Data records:
§ §

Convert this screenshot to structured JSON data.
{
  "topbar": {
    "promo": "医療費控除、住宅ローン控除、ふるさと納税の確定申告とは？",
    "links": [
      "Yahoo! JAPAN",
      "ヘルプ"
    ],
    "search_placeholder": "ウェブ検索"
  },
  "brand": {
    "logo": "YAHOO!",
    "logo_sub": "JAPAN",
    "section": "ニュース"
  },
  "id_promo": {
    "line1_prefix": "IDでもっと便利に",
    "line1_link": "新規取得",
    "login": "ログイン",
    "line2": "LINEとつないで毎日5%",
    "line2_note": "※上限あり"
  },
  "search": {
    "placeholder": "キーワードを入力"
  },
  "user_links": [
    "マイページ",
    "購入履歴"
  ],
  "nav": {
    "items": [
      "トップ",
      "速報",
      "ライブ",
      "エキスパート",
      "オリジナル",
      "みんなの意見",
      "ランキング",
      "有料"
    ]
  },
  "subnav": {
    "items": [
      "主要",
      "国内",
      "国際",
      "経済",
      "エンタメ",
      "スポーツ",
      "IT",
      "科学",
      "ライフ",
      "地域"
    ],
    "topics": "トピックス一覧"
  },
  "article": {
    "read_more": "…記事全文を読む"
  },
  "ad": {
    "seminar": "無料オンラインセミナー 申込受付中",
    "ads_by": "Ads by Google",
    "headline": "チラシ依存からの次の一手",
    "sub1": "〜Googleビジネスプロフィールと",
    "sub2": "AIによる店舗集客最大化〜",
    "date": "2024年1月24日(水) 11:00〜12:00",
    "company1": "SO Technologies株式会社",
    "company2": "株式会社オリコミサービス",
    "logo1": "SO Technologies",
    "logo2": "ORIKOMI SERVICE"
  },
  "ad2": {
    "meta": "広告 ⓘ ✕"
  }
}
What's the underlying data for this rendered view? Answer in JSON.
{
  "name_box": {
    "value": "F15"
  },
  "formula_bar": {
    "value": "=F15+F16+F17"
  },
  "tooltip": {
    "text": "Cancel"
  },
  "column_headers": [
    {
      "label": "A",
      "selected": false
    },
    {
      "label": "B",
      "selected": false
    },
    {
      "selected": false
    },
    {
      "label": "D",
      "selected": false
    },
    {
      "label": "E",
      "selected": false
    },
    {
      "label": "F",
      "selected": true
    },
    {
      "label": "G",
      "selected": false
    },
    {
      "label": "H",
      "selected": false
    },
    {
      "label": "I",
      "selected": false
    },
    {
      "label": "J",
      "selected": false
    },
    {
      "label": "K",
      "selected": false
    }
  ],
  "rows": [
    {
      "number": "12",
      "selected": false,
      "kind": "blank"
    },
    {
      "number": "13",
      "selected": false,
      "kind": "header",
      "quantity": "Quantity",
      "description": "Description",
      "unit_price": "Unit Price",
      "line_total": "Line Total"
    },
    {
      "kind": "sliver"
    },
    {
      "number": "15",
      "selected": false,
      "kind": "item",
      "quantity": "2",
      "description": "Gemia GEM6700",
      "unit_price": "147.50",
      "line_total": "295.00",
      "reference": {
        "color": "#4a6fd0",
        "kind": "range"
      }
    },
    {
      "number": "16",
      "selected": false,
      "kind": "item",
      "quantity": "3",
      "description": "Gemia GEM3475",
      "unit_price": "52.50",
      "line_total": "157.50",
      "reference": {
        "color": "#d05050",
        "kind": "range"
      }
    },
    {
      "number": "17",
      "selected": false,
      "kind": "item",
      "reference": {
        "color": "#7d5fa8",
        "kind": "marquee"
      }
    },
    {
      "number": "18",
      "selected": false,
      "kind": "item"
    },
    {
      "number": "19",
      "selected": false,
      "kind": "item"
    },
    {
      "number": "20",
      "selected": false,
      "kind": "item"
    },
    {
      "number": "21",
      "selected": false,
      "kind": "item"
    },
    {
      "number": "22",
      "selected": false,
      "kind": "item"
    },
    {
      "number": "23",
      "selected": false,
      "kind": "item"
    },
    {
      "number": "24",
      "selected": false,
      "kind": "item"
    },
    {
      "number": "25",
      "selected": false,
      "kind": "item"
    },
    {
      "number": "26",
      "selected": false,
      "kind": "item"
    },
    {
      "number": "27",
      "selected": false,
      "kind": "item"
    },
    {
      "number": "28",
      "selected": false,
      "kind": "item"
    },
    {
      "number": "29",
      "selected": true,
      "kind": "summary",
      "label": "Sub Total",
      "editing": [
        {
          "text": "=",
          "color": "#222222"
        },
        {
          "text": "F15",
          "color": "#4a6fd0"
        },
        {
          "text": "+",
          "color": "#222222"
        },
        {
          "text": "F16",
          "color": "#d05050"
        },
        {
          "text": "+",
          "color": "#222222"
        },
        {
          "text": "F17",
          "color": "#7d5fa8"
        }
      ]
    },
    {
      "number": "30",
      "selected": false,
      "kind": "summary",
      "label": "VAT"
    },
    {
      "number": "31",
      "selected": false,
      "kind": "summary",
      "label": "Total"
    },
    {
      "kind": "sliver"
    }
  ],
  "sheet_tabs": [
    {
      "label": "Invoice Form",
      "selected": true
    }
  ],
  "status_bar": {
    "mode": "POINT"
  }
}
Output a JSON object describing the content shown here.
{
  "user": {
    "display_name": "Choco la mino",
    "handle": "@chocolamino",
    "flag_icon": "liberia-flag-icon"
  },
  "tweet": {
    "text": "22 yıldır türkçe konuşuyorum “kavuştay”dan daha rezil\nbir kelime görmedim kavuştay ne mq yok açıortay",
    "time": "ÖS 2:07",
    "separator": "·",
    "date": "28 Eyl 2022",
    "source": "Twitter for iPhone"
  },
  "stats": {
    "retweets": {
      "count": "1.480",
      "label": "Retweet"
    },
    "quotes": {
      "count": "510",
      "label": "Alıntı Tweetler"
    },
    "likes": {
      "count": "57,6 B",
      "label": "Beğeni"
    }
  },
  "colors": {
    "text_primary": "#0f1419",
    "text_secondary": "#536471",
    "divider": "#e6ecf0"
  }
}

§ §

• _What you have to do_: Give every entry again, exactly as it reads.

• _Task solution_:
Convert this screenshot to structured JSON data.
{
  "topbar": {
    "promo": "医療費控除、住宅ローン控除、ふるさと納税の確定申告とは？",
    "links": [
      "Yahoo! JAPAN",
      "ヘルプ"
    ],
    "search_placeholder": "ウェブ検索"
  },
  "brand": {
    "logo": "YAHOO!",
    "logo_sub": "JAPAN",
    "section": "ニュース"
  },
  "id_promo": {
    "line1_prefix": "IDでもっと便利に",
    "line1_link": "新規取得",
    "login": "ログイン",
    "line2": "LINEとつないで毎日5%",
    "line2_note": "※上限あり"
  },
  "search": {
    "placeholder": "キーワードを入力"
  },
  "user_links": [
    "マイページ",
    "購入履歴"
  ],
  "nav": {
    "items": [
      "トップ",
      "速報",
      "ライブ",
      "エキスパート",
      "オリジナル",
      "みんなの意見",
      "ランキング",
      "有料"
    ]
  },
  "subnav": {
    "items": [
      "主要",
      "国内",
      "国際",
      "経済",
      "エンタメ",
      "スポーツ",
      "IT",
      "科学",
      "ライフ",
      "地域"
    ],
    "topics": "トピックス一覧"
  },
  "article": {
    "read_more": "…記事全文を読む"
  },
  "ad": {
    "seminar": "無料オンラインセミナー 申込受付中",
    "ads_by": "Ads by Google",
    "headline": "チラシ依存からの次の一手",
    "sub1": "〜Googleビジネスプロフィールと",
    "sub2": "AIによる店舗集客最大化〜",
    "date": "2024年1月24日(水) 11:00〜12:00",
    "company1": "SO Technologies株式会社",
    "company2": "株式会社オリコミサービス",
    "logo1": "SO Technologies",
    "logo2": "ORIKOMI SERVICE"
  },
  "ad2": {
    "meta": "広告 ⓘ ✕"
  }
}
What's the underlying data for this rendered view? Answer in JSON.
{
  "name_box": {
    "value": "F15"
  },
  "formula_bar": {
    "value": "=F15+F16+F17"
  },
  "tooltip": {
    "text": "Cancel"
  },
  "column_headers": [
    {
      "label": "A",
      "selected": false
    },
    {
      "label": "B",
      "selected": false
    },
    {
      "selected": false
    },
    {
      "label": "D",
      "selected": false
    },
    {
      "label": "E",
      "selected": false
    },
    {
      "label": "F",
      "selected": true
    },
    {
      "label": "G",
      "selected": false
    },
    {
      "label": "H",
      "selected": false
    },
    {
      "label": "I",
      "selected": false
    },
    {
      "label": "J",
      "selected": false
    },
    {
      "label": "K",
      "selected": false
    }
  ],
  "rows": [
    {
      "number": "12",
      "selected": false,
      "kind": "blank"
    },
    {
      "number": "13",
      "selected": false,
      "kind": "header",
      "quantity": "Quantity",
      "description": "Description",
      "unit_price": "Unit Price",
      "line_total": "Line Total"
    },
    {
      "kind": "sliver"
    },
    {
      "number": "15",
      "selected": false,
      "kind": "item",
      "quantity": "2",
      "description": "Gemia GEM6700",
      "unit_price": "147.50",
      "line_total": "295.00",
      "reference": {
        "color": "#4a6fd0",
        "kind": "range"
      }
    },
    {
      "number": "16",
      "selected": false,
      "kind": "item",
      "quantity": "3",
      "description": "Gemia GEM3475",
      "unit_price": "52.50",
      "line_total": "157.50",
      "reference": {
        "color": "#d05050",
        "kind": "range"
      }
    },
    {
      "number": "17",
      "selected": false,
      "kind": "item",
      "reference": {
        "color": "#7d5fa8",
        "kind": "marquee"
      }
    },
    {
      "number": "18",
      "selected": false,
      "kind": "item"
    },
    {
      "number": "19",
      "selected": false,
      "kind": "item"
    },
    {
      "number": "20",
      "selected": false,
      "kind": "item"
    },
    {
      "number": "21",
      "selected": false,
      "kind": "item"
    },
    {
      "number": "22",
      "selected": false,
      "kind": "item"
    },
    {
      "number": "23",
      "selected": false,
      "kind": "item"
    },
    {
      "number": "24",
      "selected": false,
      "kind": "item"
    },
    {
      "number": "25",
      "selected": false,
      "kind": "item"
    },
    {
      "number": "26",
      "selected": false,
      "kind": "item"
    },
    {
      "number": "27",
      "selected": false,
      "kind": "item"
    },
    {
      "number": "28",
      "selected": false,
      "kind": "item"
    },
    {
      "number": "29",
      "selected": true,
      "kind": "summary",
      "label": "Sub Total",
      "editing": [
        {
          "text": "=",
          "color": "#222222"
        },
        {
          "text": "F15",
          "color": "#4a6fd0"
        },
        {
          "text": "+",
          "color": "#222222"
        },
        {
          "text": "F16",
          "color": "#d05050"
        },
        {
          "text": "+",
          "color": "#222222"
        },
        {
          "text": "F17",
          "color": "#7d5fa8"
        }
      ]
    },
    {
      "number": "30",
      "selected": false,
      "kind": "summary",
      "label": "VAT"
    },
    {
      "number": "31",
      "selected": false,
      "kind": "summary",
      "label": "Total"
    },
    {
      "kind": "sliver"
    }
  ],
  "sheet_tabs": [
    {
      "label": "Invoice Form",
      "selected": true
    }
  ],
  "status_bar": {
    "mode": "POINT"
  }
}
Output a JSON object describing the content shown here.
{
  "user": {
    "display_name": "Choco la mino",
    "handle": "@chocolamino",
    "flag_icon": "liberia-flag-icon"
  },
  "tweet": {
    "text": "22 yıldır türkçe konuşuyorum “kavuştay”dan daha rezil\nbir kelime görmedim kavuştay ne mq yok açıortay",
    "time": "ÖS 2:07",
    "separator": "·",
    "date": "28 Eyl 2022",
    "source": "Twitter for iPhone"
  },
  "stats": {
    "retweets": {
      "count": "1.480",
      "label": "Retweet"
    },
    "quotes": {
      "count": "510",
      "label": "Alıntı Tweetler"
    },
    "likes": {
      "count": "57,6 B",
      "label": "Beğeni"
    }
  },
  "colors": {
    "text_primary": "#0f1419",
    "text_secondary": "#536471",
    "divider": "#e6ecf0"
  }
}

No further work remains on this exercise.